I wonder if a space in my life will open where the planning, logistics, support and financial wherewithal line up before I leave the earth.

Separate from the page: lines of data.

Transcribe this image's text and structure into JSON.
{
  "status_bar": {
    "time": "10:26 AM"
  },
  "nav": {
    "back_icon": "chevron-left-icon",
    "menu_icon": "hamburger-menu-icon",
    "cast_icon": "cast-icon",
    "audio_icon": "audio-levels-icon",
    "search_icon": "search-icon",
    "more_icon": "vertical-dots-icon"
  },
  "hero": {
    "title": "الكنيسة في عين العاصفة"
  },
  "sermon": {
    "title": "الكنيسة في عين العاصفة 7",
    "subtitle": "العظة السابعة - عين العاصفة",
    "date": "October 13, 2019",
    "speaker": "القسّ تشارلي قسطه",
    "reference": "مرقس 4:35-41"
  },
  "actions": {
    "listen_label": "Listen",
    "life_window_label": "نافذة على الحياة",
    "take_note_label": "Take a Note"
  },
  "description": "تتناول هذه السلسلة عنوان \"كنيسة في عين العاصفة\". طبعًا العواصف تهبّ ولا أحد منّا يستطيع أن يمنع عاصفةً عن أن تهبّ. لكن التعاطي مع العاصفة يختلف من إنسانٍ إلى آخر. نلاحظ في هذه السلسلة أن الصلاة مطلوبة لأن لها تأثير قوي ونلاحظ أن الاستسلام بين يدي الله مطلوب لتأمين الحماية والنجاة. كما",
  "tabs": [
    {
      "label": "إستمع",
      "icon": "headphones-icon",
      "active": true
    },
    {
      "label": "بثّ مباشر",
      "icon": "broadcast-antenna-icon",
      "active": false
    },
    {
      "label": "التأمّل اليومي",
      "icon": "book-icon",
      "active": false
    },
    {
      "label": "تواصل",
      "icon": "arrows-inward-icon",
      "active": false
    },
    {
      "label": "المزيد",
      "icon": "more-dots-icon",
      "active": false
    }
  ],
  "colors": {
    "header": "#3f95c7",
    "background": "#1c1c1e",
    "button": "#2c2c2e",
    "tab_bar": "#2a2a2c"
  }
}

But if not, every time I learn of others who have even attempted the trek I say Bravo! in spirit.
Today I saw this NYT article, Running Across America, celebrating folks who cross the US on foot in any way (running, walking, crawling). I realized such a walk is the only thing that will return me to social media, whatever app will be the norm by then.
Caution from Ms. Merino, runner featured in the article makes me appreciate how important good planning is:
“She says she will try again, and next time plan her route better, since she’d been surprised by finding that some of the roads on her route were closed.”
The article links to many who have crossed, but left out many names I’ve researched, including four from my small local community.
What about Helga and Clara Estby who walked the journey in 1896, when the US was a mass of forests, swamps, wild animals and people and few roads?
Peace Pilgrim, who crossed the US at least 5 times and more?
If my time should arrive, I would have no design on speed, only endurance. I would want to train the body sufficiently to sustain a certain number of miles a day in general and map out a solid route plan. But as most of the folks say who’ve accomplished the feat, it’s working with your own mind that’s the biggest challenge. Maybe that’s why it appeals to so many. The ultimate mind game.